──────── DATA SECTION

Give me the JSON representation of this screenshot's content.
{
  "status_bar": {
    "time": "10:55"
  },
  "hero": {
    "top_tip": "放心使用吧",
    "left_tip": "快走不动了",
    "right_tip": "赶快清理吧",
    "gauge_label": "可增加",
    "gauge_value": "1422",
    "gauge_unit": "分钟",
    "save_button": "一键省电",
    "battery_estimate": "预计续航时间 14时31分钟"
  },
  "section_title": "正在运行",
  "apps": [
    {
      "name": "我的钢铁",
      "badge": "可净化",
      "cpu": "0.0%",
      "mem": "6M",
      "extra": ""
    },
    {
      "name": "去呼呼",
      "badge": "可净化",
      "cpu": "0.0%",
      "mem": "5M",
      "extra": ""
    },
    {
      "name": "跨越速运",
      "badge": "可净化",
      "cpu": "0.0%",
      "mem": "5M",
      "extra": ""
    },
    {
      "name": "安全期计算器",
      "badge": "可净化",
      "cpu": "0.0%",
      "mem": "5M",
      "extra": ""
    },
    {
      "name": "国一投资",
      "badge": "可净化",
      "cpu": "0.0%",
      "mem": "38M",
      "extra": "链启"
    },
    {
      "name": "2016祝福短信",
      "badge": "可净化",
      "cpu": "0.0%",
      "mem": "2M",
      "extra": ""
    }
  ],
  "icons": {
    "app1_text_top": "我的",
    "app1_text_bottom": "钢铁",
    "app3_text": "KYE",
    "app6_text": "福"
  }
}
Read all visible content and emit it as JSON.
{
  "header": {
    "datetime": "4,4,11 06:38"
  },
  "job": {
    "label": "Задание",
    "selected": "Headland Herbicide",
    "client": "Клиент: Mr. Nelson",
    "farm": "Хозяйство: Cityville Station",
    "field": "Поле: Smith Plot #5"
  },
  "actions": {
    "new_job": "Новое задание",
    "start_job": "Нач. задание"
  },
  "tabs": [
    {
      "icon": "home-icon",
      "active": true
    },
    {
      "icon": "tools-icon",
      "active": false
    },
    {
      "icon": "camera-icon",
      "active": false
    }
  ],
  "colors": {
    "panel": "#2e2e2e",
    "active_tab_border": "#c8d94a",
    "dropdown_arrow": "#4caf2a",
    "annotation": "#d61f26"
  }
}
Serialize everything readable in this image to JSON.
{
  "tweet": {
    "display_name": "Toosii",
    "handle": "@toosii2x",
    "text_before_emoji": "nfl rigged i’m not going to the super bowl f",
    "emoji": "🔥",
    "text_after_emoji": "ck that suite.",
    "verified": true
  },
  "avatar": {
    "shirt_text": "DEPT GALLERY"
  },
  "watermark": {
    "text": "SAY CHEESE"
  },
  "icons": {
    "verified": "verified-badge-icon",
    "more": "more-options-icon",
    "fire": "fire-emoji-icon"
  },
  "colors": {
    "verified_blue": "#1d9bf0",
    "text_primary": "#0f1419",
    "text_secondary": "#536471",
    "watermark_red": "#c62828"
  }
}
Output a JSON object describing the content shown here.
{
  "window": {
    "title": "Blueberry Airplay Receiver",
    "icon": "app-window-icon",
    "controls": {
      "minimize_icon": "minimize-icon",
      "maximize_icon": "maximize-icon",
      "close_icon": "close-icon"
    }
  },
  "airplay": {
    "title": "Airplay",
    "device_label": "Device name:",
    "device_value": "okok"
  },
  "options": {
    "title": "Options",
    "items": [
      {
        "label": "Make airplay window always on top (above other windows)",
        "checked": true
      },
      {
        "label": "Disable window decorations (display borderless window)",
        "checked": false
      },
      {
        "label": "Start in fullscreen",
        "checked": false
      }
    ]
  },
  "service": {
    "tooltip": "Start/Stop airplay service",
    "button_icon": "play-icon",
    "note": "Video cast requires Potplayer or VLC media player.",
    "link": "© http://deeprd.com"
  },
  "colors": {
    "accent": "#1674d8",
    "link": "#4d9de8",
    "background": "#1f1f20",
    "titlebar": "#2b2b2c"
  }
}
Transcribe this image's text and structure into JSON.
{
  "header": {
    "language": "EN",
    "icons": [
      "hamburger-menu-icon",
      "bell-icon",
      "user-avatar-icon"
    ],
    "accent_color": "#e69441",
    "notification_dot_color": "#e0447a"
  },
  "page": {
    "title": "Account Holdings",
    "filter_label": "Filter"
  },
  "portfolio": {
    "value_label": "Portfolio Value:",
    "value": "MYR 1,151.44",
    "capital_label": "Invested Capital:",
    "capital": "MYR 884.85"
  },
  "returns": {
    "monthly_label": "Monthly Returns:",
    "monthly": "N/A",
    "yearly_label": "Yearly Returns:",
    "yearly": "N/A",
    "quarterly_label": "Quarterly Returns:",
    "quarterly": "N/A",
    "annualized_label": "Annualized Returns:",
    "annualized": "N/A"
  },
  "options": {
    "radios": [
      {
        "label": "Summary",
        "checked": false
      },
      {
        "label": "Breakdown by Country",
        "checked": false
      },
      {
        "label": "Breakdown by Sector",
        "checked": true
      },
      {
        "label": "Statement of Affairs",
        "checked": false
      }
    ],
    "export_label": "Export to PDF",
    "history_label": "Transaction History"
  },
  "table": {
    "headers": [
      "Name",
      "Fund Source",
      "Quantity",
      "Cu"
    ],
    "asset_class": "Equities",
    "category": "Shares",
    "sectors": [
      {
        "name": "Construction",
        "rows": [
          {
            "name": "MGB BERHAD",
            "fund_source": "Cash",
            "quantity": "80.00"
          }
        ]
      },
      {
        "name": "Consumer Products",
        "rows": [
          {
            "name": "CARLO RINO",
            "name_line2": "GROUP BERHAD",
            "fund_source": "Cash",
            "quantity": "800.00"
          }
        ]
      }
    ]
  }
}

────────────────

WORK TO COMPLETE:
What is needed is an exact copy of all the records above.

SOLUTION TO THIS PROBLEM:
Give me the JSON representation of this screenshot's content.
{
  "status_bar": {
    "time": "10:55"
  },
  "hero": {
    "top_tip": "放心使用吧",
    "left_tip": "快走不动了",
    "right_tip": "赶快清理吧",
    "gauge_label": "可增加",
    "gauge_value": "1422",
    "gauge_unit": "分钟",
    "save_button": "一键省电",
    "battery_estimate": "预计续航时间 14时31分钟"
  },
  "section_title": "正在运行",
  "apps": [
    {
      "name": "我的钢铁",
      "badge": "可净化",
      "cpu": "0.0%",
      "mem": "6M",
      "extra": ""
    },
    {
      "name": "去呼呼",
      "badge": "可净化",
      "cpu": "0.0%",
      "mem": "5M",
      "extra": ""
    },
    {
      "name": "跨越速运",
      "badge": "可净化",
      "cpu": "0.0%",
      "mem": "5M",
      "extra": ""
    },
    {
      "name": "安全期计算器",
      "badge": "可净化",
      "cpu": "0.0%",
      "mem": "5M",
      "extra": ""
    },
    {
      "name": "国一投资",
      "badge": "可净化",
      "cpu": "0.0%",
      "mem": "38M",
      "extra": "链启"
    },
    {
      "name": "2016祝福短信",
      "badge": "可净化",
      "cpu": "0.0%",
      "mem": "2M",
      "extra": ""
    }
  ],
  "icons": {
    "app1_text_top": "我的",
    "app1_text_bottom": "钢铁",
    "app3_text": "KYE",
    "app6_text": "福"
  }
}
Read all visible content and emit it as JSON.
{
  "header": {
    "datetime": "4,4,11 06:38"
  },
  "job": {
    "label": "Задание",
    "selected": "Headland Herbicide",
    "client": "Клиент: Mr. Nelson",
    "farm": "Хозяйство: Cityville Station",
    "field": "Поле: Smith Plot #5"
  },
  "actions": {
    "new_job": "Новое задание",
    "start_job": "Нач. задание"
  },
  "tabs": [
    {
      "icon": "home-icon",
      "active": true
    },
    {
      "icon": "tools-icon",
      "active": false
    },
    {
      "icon": "camera-icon",
      "active": false
    }
  ],
  "colors": {
    "panel": "#2e2e2e",
    "active_tab_border": "#c8d94a",
    "dropdown_arrow": "#4caf2a",
    "annotation": "#d61f26"
  }
}
Serialize everything readable in this image to JSON.
{
  "tweet": {
    "display_name": "Toosii",
    "handle": "@toosii2x",
    "text_before_emoji": "nfl rigged i’m not going to the super bowl f",
    "emoji": "🔥",
    "text_after_emoji": "ck that suite.",
    "verified": true
  },
  "avatar": {
    "shirt_text": "DEPT GALLERY"
  },
  "watermark": {
    "text": "SAY CHEESE"
  },
  "icons": {
    "verified": "verified-badge-icon",
    "more": "more-options-icon",
    "fire": "fire-emoji-icon"
  },
  "colors": {
    "verified_blue": "#1d9bf0",
    "text_primary": "#0f1419",
    "text_secondary": "#536471",
    "watermark_red": "#c62828"
  }
}
Output a JSON object describing the content shown here.
{
  "window": {
    "title": "Blueberry Airplay Receiver",
    "icon": "app-window-icon",
    "controls": {
      "minimize_icon": "minimize-icon",
      "maximize_icon": "maximize-icon",
      "close_icon": "close-icon"
    }
  },
  "airplay": {
    "title": "Airplay",
    "device_label": "Device name:",
    "device_value": "okok"
  },
  "options": {
    "title": "Options",
    "items": [
      {
        "label": "Make airplay window always on top (above other windows)",
        "checked": true
      },
      {
        "label": "Disable window decorations (display borderless window)",
        "checked": false
      },
      {
        "label": "Start in fullscreen",
        "checked": false
      }
    ]
  },
  "service": {
    "tooltip": "Start/Stop airplay service",
    "button_icon": "play-icon",
    "note": "Video cast requires Potplayer or VLC media player.",
    "link": "© http://deeprd.com"
  },
  "colors": {
    "accent": "#1674d8",
    "link": "#4d9de8",
    "background": "#1f1f20",
    "titlebar": "#2b2b2c"
  }
}
Transcribe this image's text and structure into JSON.
{
  "header": {
    "language": "EN",
    "icons": [
      "hamburger-menu-icon",
      "bell-icon",
      "user-avatar-icon"
    ],
    "accent_color": "#e69441",
    "notification_dot_color": "#e0447a"
  },
  "page": {
    "title": "Account Holdings",
    "filter_label": "Filter"
  },
  "portfolio": {
    "value_label": "Portfolio Value:",
    "value": "MYR 1,151.44",
    "capital_label": "Invested Capital:",
    "capital": "MYR 884.85"
  },
  "returns": {
    "monthly_label": "Monthly Returns:",
    "monthly": "N/A",
    "yearly_label": "Yearly Returns:",
    "yearly": "N/A",
    "quarterly_label": "Quarterly Returns:",
    "quarterly": "N/A",
    "annualized_label": "Annualized Returns:",
    "annualized": "N/A"
  },
  "options": {
    "radios": [
      {
        "label": "Summary",
        "checked": false
      },
      {
        "label": "Breakdown by Country",
        "checked": false
      },
      {
        "label": "Breakdown by Sector",
        "checked": true
      },
      {
        "label": "Statement of Affairs",
        "checked": false
      }
    ],
    "export_label": "Export to PDF",
    "history_label": "Transaction History"
  },
  "table": {
    "headers": [
      "Name",
      "Fund Source",
      "Quantity",
      "Cu"
    ],
    "asset_class": "Equities",
    "category": "Shares",
    "sectors": [
      {
        "name": "Construction",
        "rows": [
          {
            "name": "MGB BERHAD",
            "fund_source": "Cash",
            "quantity": "80.00"
          }
        ]
      },
      {
        "name": "Consumer Products",
        "rows": [
          {
            "name": "CARLO RINO",
            "name_line2": "GROUP BERHAD",
            "fund_source": "Cash",
            "quantity": "800.00"
          }
        ]
      }
    ]
  }
}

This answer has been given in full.